Mike Rushing, general manager of Colonial Country Club, played his first games of golf in a field across the street from his childhood home. “There were several U.S. Opens won in that field,” Rushing said, laughing.
Recognizing his son’s early love of golf, Rushing’s father wanted to ensure that he understood the value of earning his way to the golf course. “It took a while before I was allowed to play on an actual golf course,” he said. “The first time I saw Pecan Valley, I thought it looked like Augusta National.”
As a young boy, Ben Hogan would leave school to sell newspapers or caddy to help his single mother put food on their table.
Despite his own difficult circumstances, Hogan placed immense value on the importance of education. The Ben Hogan Foundation honors this legacy through a number of programs, including its longstanding support of First Tee of Fort Worth, a youth development program that teaches life skills and leadership through golf.
The Colonial community welcomes thousands of fans to the neighborhood each May, and nothing says hospitality like a glass of fresh lemonade. Before they became Colonial Kids for a Cause, they were kids with a lemonade stand. A testament to this community’s values, their parents empowered them to think bigger and encouraged them to donate their proceeds to those in need.
“Golf is one of those rare sports where you don’t have a referee. You call a penalty on yourself and you keep your own score. It’s a game of integrity and it’s a game where you have to be accountable,” said Robert Stennett, CEO of the Ben Hogan Foundation.
These attributes – honesty, integrity, self-determination – describe the very man the foundation honors and the legacy it is committed to preserving.
We know you love the DEAN & DELUCA Invitational at the Colonial Country Club? But how well do know this gem of the PGA Tour?
Lucky for you, we have a way to test your PGA IQ. Enjoy the challenge!
Read our complete tribute to the DEAN & DELUCA Invitational: click here
President and CEO Robbie Briggs independently owns and operates Briggs Freeman Sotheby’s International Realty with offices in Dallas, Fort Worth Cultural District, Fort Worth-Mira Vista, Uptown, Lakewood, Southlake, The North, Ranch and Land, Ranch and Land West, and The Ballpark. Visit the Best Neighborhoods Site in DFW.
For 22 years, Johnny Baylor has been the smiling face that welcomes visitors as they step out of their cars at Colonial Country Club. And, with Danny Sumberlin by his side for the past eight years, Baylor has made it his mission to put a smile on the face of every member that pulls up to the valet.
“The only thing a golfer needs is more daylight,” said the late Ben Hogan.
I’ll second that!
The more time we have to spend soaking up the magnificent atmosphere surrounding the beautiful Colonial Country Club this time of year, the better.
Bobby Patton is many things. He is a highly successful businessman with oil and gas properties in Texas and Kansas plus investments in ranching and insurance. He and his wife, Sherri, are generous supporters of Fort Worth charities, particularly those that serve children.
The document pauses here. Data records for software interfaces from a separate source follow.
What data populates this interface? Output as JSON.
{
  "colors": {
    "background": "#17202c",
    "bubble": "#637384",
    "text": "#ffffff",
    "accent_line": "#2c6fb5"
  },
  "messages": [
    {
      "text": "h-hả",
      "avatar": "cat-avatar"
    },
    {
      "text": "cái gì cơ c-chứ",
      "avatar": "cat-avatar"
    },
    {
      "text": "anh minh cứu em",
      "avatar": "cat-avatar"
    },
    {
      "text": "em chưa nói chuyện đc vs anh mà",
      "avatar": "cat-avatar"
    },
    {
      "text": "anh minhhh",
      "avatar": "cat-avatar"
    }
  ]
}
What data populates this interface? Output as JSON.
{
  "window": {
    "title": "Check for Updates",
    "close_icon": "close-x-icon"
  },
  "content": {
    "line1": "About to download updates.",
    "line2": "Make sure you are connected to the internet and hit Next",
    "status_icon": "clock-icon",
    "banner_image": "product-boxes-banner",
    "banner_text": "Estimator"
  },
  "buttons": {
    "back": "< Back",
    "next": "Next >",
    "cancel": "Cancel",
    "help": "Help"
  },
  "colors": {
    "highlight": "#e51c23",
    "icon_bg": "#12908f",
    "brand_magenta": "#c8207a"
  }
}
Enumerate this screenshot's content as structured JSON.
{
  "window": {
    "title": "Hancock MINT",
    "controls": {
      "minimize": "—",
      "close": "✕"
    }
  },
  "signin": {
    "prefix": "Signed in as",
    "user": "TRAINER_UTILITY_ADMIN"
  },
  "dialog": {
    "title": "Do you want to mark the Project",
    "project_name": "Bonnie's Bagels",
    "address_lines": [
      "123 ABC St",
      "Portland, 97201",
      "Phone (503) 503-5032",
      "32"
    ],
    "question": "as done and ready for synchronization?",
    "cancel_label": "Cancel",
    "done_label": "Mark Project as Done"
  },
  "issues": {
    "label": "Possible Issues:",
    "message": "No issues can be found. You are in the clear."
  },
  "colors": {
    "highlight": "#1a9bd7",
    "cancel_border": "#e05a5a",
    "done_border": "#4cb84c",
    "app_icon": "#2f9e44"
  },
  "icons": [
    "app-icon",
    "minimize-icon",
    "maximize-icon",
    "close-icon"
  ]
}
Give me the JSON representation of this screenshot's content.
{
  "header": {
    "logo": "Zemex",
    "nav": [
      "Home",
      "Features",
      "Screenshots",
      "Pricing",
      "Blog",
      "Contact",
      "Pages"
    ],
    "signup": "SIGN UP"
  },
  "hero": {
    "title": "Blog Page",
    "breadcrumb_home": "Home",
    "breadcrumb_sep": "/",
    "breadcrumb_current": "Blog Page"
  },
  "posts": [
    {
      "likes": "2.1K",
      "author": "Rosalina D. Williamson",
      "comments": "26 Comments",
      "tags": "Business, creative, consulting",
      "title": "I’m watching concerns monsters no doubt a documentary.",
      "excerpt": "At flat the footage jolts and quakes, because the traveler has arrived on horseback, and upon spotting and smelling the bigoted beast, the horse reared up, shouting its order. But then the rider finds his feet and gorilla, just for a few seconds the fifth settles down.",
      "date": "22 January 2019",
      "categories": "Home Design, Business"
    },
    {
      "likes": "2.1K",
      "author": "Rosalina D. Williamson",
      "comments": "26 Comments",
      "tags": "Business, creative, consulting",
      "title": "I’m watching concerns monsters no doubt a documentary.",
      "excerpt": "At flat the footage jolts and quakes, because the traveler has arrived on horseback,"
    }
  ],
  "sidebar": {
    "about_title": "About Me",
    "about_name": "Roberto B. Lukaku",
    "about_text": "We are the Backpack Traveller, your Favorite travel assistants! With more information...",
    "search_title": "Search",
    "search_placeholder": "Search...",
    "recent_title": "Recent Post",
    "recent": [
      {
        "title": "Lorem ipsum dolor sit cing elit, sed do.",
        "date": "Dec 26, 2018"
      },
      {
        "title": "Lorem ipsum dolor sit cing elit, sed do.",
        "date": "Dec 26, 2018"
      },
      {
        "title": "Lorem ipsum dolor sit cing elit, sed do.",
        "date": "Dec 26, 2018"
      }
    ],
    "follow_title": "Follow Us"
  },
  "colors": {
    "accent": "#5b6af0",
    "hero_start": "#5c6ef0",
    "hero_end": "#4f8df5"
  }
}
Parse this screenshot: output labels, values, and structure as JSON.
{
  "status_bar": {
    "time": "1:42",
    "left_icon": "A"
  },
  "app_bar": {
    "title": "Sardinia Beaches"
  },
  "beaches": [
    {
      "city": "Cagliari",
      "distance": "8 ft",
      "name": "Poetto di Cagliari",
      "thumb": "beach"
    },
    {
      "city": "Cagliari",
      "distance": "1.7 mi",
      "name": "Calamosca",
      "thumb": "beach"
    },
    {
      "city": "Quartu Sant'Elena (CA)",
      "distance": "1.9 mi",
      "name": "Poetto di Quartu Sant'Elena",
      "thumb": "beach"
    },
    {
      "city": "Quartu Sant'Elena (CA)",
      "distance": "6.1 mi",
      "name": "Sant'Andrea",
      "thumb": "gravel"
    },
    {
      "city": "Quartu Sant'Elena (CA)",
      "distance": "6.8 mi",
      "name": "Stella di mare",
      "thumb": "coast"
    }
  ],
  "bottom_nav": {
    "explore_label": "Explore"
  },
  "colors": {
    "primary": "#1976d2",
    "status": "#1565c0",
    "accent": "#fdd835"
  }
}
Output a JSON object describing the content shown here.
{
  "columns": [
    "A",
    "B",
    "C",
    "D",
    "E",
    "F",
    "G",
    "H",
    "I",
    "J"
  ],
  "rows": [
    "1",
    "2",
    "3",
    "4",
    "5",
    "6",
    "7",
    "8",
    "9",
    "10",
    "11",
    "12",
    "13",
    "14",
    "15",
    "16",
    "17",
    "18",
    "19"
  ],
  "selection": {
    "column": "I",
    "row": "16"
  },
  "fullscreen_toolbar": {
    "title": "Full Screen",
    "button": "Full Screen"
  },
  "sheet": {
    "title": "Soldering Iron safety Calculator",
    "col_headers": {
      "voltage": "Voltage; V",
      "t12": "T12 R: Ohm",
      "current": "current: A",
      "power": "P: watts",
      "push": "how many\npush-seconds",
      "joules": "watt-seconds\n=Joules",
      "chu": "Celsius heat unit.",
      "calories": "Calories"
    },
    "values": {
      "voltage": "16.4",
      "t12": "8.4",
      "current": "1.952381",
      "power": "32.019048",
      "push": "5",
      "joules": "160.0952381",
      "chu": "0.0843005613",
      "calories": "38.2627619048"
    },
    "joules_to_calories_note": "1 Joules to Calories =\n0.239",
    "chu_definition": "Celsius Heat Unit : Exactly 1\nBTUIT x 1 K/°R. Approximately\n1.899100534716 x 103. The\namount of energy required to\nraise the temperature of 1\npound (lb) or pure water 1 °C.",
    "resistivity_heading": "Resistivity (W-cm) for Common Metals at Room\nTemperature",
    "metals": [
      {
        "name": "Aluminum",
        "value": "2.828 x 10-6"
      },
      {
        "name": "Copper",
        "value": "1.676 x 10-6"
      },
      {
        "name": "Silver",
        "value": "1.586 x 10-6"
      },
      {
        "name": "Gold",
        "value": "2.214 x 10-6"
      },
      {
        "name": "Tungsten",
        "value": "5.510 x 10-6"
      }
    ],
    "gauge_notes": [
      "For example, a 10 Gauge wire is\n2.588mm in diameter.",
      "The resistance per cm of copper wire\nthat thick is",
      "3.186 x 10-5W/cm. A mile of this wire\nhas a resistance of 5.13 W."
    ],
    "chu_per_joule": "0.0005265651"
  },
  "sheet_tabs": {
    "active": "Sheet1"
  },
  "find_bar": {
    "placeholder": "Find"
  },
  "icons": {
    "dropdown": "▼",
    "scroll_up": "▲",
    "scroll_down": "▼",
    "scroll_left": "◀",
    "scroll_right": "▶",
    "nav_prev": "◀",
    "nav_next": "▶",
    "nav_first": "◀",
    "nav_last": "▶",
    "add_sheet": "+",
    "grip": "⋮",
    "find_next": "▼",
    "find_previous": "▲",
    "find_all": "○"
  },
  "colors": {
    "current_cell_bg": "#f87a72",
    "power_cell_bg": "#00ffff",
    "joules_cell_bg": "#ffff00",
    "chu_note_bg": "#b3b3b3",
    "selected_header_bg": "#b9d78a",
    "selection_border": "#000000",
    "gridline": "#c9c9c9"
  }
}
Photos / Briggs Freeman Sotheby’s International Realty
Where do you watch the action when you’re at the Colonial Invitational? The Colonial Invitational – in its inaugural year as the DEAN & DELUCA Invitational – begins May 23 at Colonial Country Club.
If you’re not at Hole 13, you’re not at the party. At 171 yards, 13 is the shortest hole on the Colonial Country Club course and one of the most difficult. Time and again the challenge sets back even the most skilled golfers. Double bogeys and worse are not uncommon.
We’re counting down the days with tributes to some of the tournament’s invaluable volunteers. The Colonial Invitational – in its inaugural year as the DEAN & DELUCA Invitational – begins May 23 at Colonial Country Club.
Steve Gray has been offered many positions in his 20 years volunteering at the Colonial Golf Tournament, but has never been tempted to give up what he calls the best volunteer job at the tournament. As director of the Pro-Am competition, Gray manages 12 assistants and 80 volunteers and spends about eight months planning the event each year. But, he said, “It’s all about having a good time.”